## About this task:
Check every line of the entries below for the word "icon", and copy the ones that have it.

Data records for software interfaces:
□ □ □ □ □

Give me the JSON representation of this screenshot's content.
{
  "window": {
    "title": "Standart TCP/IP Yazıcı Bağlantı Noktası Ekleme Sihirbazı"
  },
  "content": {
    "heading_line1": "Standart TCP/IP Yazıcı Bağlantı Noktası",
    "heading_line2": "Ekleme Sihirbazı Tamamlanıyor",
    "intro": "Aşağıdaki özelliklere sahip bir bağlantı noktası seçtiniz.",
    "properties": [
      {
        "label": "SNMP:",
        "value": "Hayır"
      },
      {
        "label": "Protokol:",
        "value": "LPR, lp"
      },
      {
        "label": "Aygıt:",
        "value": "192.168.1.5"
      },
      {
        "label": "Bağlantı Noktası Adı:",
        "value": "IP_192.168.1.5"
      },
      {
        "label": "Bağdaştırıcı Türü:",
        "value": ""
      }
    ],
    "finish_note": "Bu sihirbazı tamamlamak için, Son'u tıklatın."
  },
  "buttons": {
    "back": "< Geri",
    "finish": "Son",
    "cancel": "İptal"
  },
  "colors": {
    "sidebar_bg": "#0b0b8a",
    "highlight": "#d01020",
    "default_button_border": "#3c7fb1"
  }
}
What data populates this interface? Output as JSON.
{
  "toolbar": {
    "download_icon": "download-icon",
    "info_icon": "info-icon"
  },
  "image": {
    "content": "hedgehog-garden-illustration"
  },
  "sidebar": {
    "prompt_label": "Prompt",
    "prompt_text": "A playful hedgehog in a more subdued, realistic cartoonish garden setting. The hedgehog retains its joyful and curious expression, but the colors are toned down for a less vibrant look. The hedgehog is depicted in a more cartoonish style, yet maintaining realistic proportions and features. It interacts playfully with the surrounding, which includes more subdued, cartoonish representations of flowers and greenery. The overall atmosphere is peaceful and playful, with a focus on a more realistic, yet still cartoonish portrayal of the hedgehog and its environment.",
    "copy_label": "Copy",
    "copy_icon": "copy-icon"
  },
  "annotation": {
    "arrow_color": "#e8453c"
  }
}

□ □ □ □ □

## Output for this task:
    "download_icon": "download-icon",
    "info_icon": "info-icon"
    "copy_icon": "copy-icon"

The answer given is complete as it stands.